Here we go then:

Food £149.01
Petrol £131.76
Toiletries £16.45
Subscription £23.26
Mobile phone £9.50
Pilates classes £24.00
Miscellaneous £104.59 – includes two meals out

Even though I can’t tell you where each penny went, (as there should be £60.57 remaining and yet that’s not the balance left in my account) the main positives are that we overpaid the mortgage by £501.00 and I put £435.00 into savings. On the not so good side, my lovely new Vanguard ISA is down, affecting my overall savings pot, but that’s the same for everyone. I had two days where I spent money unexpectedly, but otherwise it was pretty much in line with what I had anticipated. For me, this has been such a good lesson. When you set out to explain something to others you realise how little you know.

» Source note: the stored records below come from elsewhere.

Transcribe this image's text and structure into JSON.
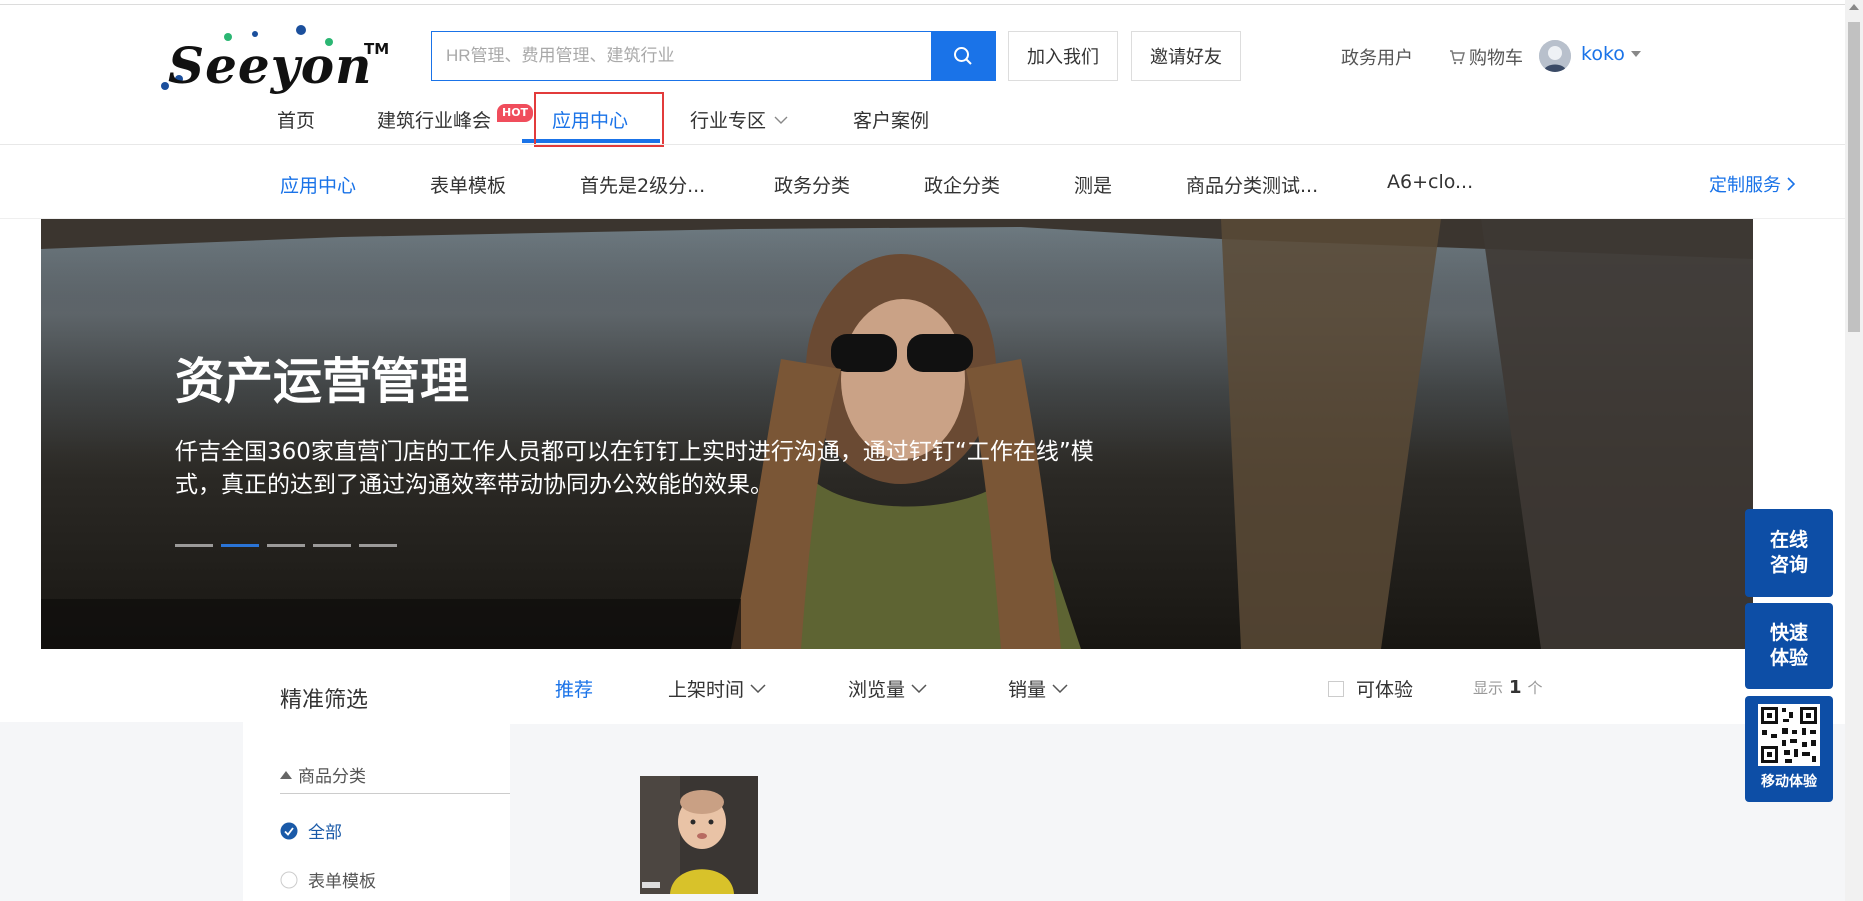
{
  "header": {
    "logo_text": "Seeyon",
    "logo_tm": "TM",
    "search_placeholder": "HR管理、费用管理、建筑行业",
    "join_label": "加入我们",
    "invite_label": "邀请好友",
    "gov_user_label": "政务用户",
    "cart_label": "购物车",
    "username": "koko"
  },
  "main_nav": {
    "items": [
      "首页",
      "建筑行业峰会",
      "应用中心",
      "行业专区",
      "客户案例"
    ],
    "hot_badge": "HOT"
  },
  "sub_nav": {
    "items": [
      "应用中心",
      "表单模板",
      "首先是2级分...",
      "政务分类",
      "政企分类",
      "测是",
      "商品分类测试...",
      "A6+clo..."
    ],
    "custom_service": "定制服务"
  },
  "banner": {
    "title": "资产运营管理",
    "description": "仟吉全国360家直营门店的工作人员都可以在钉钉上实时进行沟通，通过钉钉“工作在线”模式，真正的达到了通过沟通效率带动协同办公效能的效果。",
    "slide_count": 5,
    "active_slide": 2
  },
  "filter": {
    "title": "精准筛选",
    "category_label": "商品分类",
    "options": [
      {
        "label": "全部",
        "checked": true
      },
      {
        "label": "表单模板",
        "checked": false
      }
    ]
  },
  "sort_bar": {
    "recommend": "推荐",
    "listing_time": "上架时间",
    "views": "浏览量",
    "sales": "销量",
    "trial_label": "可体验",
    "display_label": "显示",
    "display_count": "1",
    "display_unit": "个"
  },
  "float_panel": {
    "consult_line1": "在线",
    "consult_line2": "咨询",
    "trial_line1": "快速",
    "trial_line2": "体验",
    "mobile_label": "移动体验"
  },
  "colors": {
    "primary": "#1a73e8",
    "float_bg": "#0d4ea6",
    "hot_badge": "#f04d5c",
    "highlight_box": "#e23b3b"
  }
}
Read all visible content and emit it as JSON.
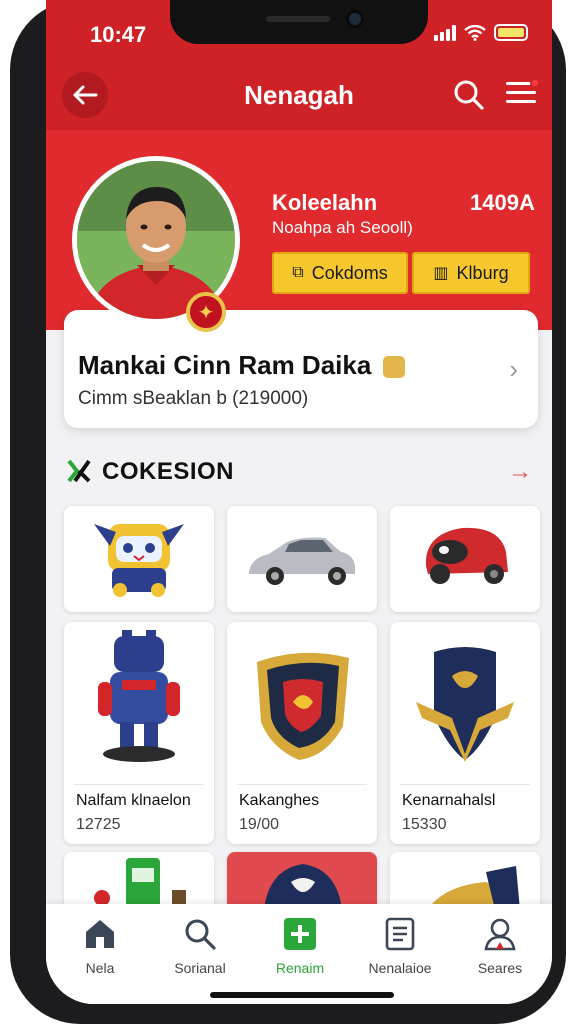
{
  "status": {
    "time": "10:47"
  },
  "header": {
    "title": "Nenagah"
  },
  "profile": {
    "name": "Koleelahn",
    "subtitle": "Noahpa ah Seooll)",
    "count": "1409A",
    "btn_primary": "Cokdoms",
    "btn_secondary": "Klburg"
  },
  "info": {
    "title": "Mankai Cinn Ram Daika",
    "subtitle": "Cimm sBeaklan b (219000)"
  },
  "section": {
    "title": "COKESION"
  },
  "items": [
    {
      "name": "",
      "value": ""
    },
    {
      "name": "",
      "value": ""
    },
    {
      "name": "",
      "value": ""
    },
    {
      "name": "Nalfam klnaelon",
      "value": "12725"
    },
    {
      "name": "Kakanghes",
      "value": "19/00"
    },
    {
      "name": "Kenarnahalsl",
      "value": "15330"
    }
  ],
  "bottom_nav": [
    {
      "label": "Nela"
    },
    {
      "label": "Sorianal"
    },
    {
      "label": "Renaim"
    },
    {
      "label": "Nenalaioe"
    },
    {
      "label": "Seares"
    }
  ],
  "colors": {
    "primary_red": "#e02a2e",
    "accent_yellow": "#f6c82e",
    "active_green": "#2ba63a"
  }
}
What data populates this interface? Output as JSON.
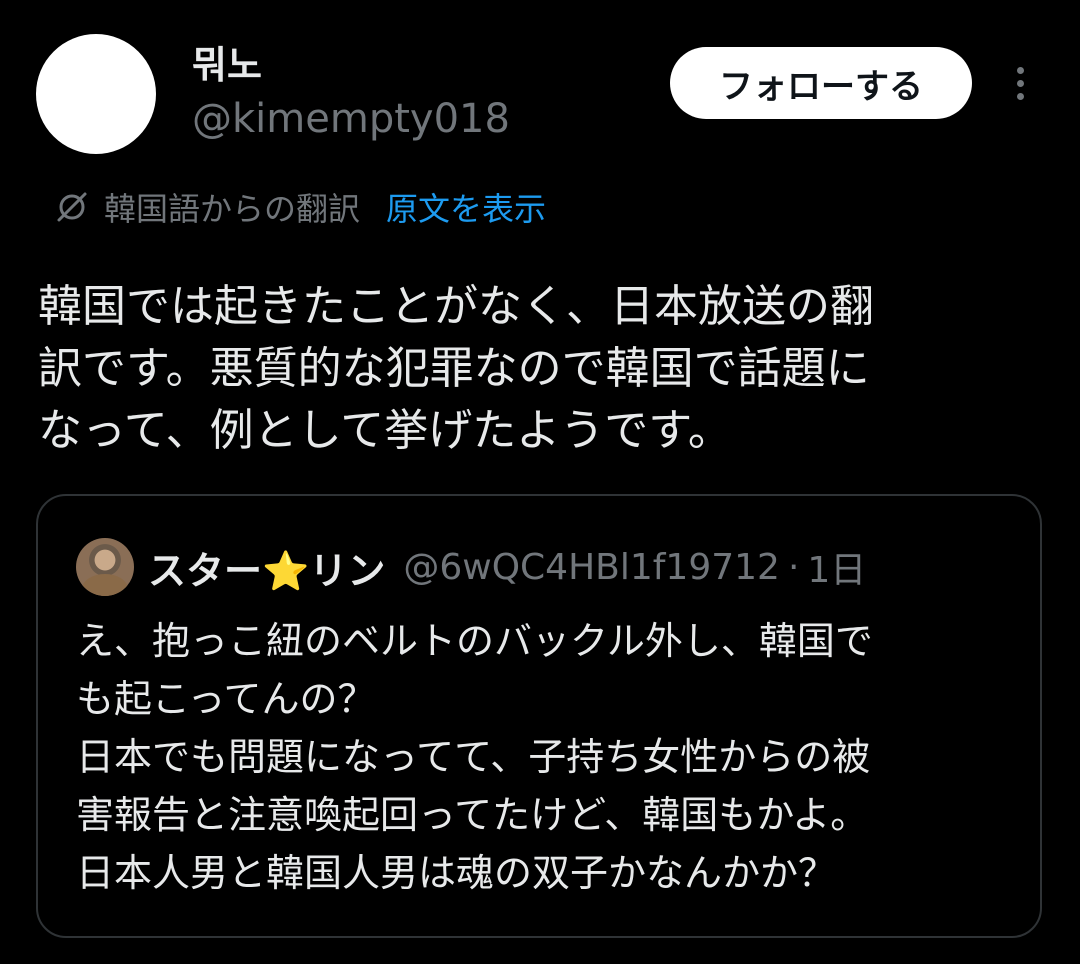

Next month, I will be counting every penny, meticulously!

I hope your January was a successful one too!